Corporate Sponsorship: Definition, Examples, Benefits & Risks

Corporate Sponsorship

Investopedia / Madelyn Goodnight

What Is Corporate Sponsorship?

A corporate sponsorship is a form of marketing in which a company pays for the right to be associated with a project or program. A common template for corporate sponsorships entails a collaboration between a nonprofit organization and a sponsor corporation, in which the latter funds a project or program managed by the former in exchange for recognition.

Corporations may have their logos and brand names displayed alongside of the organization undertaking the project or program, with specific mention that the corporation has provided funding. It is not the same as philanthropy, which involves donations to causes that serve the public good that may not yield any return—branding or otherwise—to the donor.

Understanding Corporate Sponsorship

Corporate sponsorships are a tool used to form brand identity and brand image via increased visibility. While supporting a popular and socially conscious cause may be mutually beneficial to both parties, a corporate sponsorship is not a donation; it is a business deal. Corporate sponsors often characterize their sponsorship activities and their benefits as "doing well by doing good."

Key Takeaways

  • A corporate sponsorship is marketing in which a company pays to be associated with a project or program.
  • Corporate sponsorship is common for programs at museums and festivals, but is also seen in the commercial sphere, like the many athletic facilities and sporting events that bear a company's name. 
  • Corporate sponsors also expect some measurement of the exposure they received, for example how many Meta (formerly Facebook) posts carried their logo.

The conventional wisdom is that a corporate sponsor facilitates a mental link between a brand and a popular event, program, project or person, and customers—the so-called "halo effect." The best corporate sponsorships involve companies and sponsorees that have a link, such as a sports apparel manufacturer sponsoring a race. But sponsorships involving partners that have little relationship to one another can also work well, especially if the demographics match.

Corporate sponsorship is common for programs at museums and festivals, but is also seen in the commercial sphere, such as athlete endorsements. For example, athletic facilities may bear the name of a company and the name of a sporting competition may be proceeded by the name of a company. The level of recognition depends on the goals of the sponsor, as some companies may want to further a particular project or program without drawing public attention.
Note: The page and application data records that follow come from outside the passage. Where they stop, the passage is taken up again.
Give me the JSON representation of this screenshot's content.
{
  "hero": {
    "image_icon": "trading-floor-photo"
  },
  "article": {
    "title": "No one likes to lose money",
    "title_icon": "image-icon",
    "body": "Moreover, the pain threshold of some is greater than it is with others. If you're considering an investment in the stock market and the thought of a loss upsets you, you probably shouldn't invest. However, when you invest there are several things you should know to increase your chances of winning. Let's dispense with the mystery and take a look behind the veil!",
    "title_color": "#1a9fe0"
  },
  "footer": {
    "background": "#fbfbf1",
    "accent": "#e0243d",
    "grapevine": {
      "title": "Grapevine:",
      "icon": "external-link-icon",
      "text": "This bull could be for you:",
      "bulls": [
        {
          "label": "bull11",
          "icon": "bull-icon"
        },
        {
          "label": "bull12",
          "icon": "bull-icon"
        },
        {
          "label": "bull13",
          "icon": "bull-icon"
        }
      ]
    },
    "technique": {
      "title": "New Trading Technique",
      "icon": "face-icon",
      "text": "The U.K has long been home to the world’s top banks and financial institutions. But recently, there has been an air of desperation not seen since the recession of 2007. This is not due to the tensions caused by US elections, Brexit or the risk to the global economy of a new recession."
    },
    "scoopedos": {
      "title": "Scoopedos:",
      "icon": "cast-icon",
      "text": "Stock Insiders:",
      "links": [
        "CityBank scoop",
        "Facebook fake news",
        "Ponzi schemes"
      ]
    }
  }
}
Other corporate sponsorship examples involve promoting product sales that benefit a cause, campaigns that seek donations at the point of sale (purchase plus), licensing involving logos that send a portion of sales to a charity, cobranded events or programs, and social or public service marketing programs that encourage behavioral change. 

When Corporate Sponsorship Goes Wrong

Sometimes, due to the actions or policies of the corporate sponsor or the sponsoree, one party may back out of a deal. It can be due to creative differences, such as if an art exhibition or performance featured controversial material or opinions, or other matters, such as if the corporate sponsor imposes conditions that prove unpopular.

When cyclist Lance Armstrong's performance-enhancing drug use came to light, eight of his sponsors dropped him in a day.

What Donors Want

Donors, because of their monetary support, can expect to have some say over how their money is used (creative control) and how they are presented to the public. For example, corporate sponsors will expect to see their logos on signage and event merchandise, such as t-shirts, cups, banners, web and print advertising, in social media and emails marketing, invites and more. They will also expect to be mentioned frequently in public communications, as well as have the opportunity to see the facilities, meet and attend any events as VIPs.

Corporate sponsors may also expect some measurement of the exposure they received, for example how many billboard ads or Facebook posts carried their logo, or the number of email marketing campaigns and their open rate.